Should we re-think the traditional credit hour structure?
Correction: In a previous version of this article, the cost of the program and SNHU's non-profit status were misstated.
- For-profit higher education conglomerate American Public University System has announced that four of its online undergraduate degree programs will require learners to master at least 60 competency-based modules for completion, eliminating the traditional credit hour model, Inside Higher Ed reports.
- To enroll in the 16-week, $2,500 program offering degrees in criminal justice, fire science management, emergency and disaster management and retail management, learners must have previously earned an associate’s degree in an art or science.
- APUS is the third institution in the last three years to replace the credit hour system of learning, following fellow for-profit Capella University and non-profit Southern New Hampshire University’s College for America. The APUS "Momentum" program has not yet received approval from the federal government for students to receive student financial aid.
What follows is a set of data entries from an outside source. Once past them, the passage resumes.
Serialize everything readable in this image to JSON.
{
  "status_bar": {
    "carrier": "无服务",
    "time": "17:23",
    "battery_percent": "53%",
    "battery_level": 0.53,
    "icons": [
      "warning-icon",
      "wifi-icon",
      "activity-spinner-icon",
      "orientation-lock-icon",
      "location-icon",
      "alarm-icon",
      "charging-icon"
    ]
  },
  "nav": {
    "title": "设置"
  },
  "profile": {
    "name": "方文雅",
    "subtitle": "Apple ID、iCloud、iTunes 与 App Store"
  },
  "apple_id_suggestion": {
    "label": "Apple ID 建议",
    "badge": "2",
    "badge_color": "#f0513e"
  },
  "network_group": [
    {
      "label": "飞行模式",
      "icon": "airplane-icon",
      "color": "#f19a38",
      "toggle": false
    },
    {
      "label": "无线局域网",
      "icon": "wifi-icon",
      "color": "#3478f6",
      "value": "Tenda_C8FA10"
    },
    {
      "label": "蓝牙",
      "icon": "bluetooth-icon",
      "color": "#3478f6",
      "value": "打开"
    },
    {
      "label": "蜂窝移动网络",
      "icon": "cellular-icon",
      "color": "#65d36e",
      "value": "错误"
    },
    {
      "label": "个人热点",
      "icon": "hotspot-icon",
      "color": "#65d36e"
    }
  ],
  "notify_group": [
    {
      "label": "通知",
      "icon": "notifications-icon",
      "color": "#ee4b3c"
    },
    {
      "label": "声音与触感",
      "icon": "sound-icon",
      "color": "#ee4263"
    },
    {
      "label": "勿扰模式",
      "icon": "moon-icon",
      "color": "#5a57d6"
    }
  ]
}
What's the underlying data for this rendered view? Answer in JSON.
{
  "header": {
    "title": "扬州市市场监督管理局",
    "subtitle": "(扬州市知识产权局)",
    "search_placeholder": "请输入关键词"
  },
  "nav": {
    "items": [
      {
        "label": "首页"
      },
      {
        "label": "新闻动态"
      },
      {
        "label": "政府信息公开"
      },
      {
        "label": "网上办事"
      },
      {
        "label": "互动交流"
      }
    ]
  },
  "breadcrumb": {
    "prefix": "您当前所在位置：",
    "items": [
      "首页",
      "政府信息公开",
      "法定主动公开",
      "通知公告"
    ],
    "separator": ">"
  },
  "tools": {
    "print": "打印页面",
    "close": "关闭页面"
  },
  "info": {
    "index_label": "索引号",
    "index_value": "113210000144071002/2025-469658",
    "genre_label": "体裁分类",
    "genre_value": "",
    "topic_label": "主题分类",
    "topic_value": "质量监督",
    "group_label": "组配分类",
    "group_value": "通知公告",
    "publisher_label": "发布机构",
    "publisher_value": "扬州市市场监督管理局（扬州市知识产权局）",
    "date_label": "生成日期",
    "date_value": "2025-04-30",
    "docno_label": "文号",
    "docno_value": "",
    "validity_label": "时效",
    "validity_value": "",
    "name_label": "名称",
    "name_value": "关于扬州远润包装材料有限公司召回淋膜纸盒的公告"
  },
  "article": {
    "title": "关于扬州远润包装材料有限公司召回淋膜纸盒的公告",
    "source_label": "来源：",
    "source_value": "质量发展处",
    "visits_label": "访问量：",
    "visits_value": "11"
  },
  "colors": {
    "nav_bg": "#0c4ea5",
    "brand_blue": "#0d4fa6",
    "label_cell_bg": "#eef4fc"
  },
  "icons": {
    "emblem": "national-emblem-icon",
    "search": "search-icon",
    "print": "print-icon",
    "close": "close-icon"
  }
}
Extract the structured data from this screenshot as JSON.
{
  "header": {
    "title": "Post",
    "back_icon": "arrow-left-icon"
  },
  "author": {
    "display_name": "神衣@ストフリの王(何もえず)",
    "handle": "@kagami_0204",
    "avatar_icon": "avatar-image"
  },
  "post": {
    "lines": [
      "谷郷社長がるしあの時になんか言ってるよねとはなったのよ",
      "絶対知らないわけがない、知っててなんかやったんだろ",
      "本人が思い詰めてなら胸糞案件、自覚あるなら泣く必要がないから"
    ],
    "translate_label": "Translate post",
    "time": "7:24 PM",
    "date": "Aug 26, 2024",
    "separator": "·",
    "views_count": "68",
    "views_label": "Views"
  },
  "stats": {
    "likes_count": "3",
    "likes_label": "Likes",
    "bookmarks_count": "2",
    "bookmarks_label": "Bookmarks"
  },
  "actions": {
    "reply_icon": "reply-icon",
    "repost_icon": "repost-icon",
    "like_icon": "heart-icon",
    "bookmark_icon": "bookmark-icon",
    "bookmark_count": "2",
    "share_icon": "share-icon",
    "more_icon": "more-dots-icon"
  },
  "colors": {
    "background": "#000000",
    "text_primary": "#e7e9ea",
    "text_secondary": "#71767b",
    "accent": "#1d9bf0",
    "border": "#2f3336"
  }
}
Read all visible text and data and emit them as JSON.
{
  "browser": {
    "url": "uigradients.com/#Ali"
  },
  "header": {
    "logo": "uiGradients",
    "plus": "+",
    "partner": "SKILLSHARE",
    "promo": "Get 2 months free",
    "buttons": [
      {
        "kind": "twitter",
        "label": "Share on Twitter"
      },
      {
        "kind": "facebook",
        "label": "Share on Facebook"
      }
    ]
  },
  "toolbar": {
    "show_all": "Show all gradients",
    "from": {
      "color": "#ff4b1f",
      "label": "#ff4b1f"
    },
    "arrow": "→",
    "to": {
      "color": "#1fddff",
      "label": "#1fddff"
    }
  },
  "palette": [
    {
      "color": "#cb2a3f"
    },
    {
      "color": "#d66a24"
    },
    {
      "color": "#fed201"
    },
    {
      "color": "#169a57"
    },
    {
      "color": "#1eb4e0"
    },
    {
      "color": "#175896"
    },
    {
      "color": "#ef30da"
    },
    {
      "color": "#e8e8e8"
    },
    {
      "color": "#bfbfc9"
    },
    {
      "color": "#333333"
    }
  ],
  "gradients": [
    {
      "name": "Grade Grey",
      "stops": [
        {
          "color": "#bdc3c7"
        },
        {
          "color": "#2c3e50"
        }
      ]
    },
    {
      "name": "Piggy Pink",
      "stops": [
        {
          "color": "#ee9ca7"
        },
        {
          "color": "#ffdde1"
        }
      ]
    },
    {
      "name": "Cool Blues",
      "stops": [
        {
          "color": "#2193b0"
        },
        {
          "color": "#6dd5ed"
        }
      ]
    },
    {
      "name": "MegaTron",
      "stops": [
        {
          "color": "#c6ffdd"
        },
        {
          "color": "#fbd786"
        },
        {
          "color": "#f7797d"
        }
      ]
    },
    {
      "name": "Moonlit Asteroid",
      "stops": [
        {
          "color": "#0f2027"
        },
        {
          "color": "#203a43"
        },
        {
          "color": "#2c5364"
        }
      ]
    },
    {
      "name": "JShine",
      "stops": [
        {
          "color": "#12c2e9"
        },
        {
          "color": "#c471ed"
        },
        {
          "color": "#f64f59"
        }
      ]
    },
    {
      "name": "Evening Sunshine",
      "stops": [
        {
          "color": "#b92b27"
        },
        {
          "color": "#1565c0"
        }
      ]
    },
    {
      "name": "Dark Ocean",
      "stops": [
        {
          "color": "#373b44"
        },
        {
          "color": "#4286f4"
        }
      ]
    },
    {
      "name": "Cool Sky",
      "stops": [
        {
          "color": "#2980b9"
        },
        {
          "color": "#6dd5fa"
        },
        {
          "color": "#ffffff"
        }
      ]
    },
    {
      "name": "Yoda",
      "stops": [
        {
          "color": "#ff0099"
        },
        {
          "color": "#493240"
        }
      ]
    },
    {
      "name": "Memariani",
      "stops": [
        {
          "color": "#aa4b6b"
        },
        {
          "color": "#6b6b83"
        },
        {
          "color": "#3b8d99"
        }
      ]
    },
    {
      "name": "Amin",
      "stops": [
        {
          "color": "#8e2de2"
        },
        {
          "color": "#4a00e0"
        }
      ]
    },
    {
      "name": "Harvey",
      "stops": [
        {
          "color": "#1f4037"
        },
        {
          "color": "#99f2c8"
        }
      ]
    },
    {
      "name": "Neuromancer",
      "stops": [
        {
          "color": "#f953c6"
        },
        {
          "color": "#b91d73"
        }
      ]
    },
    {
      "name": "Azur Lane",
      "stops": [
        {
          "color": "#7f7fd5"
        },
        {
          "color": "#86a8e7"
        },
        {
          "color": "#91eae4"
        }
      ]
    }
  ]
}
While the construct of competency-based education may be controversial to many in academia, for families and learners considering costs and timing for earning a degree, this is likely to be a major opportunity to earn credentials in disciplines which are in-demand across the country.
Seemingly, the competency-based system can save institutions money on personnel and allow more investments in mentoring and tutoring, can possibly increase cohort graduation rates in a short period, and help to create curriculum building partnerships with industry leaders. Not only that, but focusing on competencies, rather than credit hours, could help demonstrate to employers mastery of skills that can be directly transferred into the workforce, and help higher education fight back against the idea that schools are not preparing students for the jobs employers need to fill.
- Inside Higher Education Competency at scale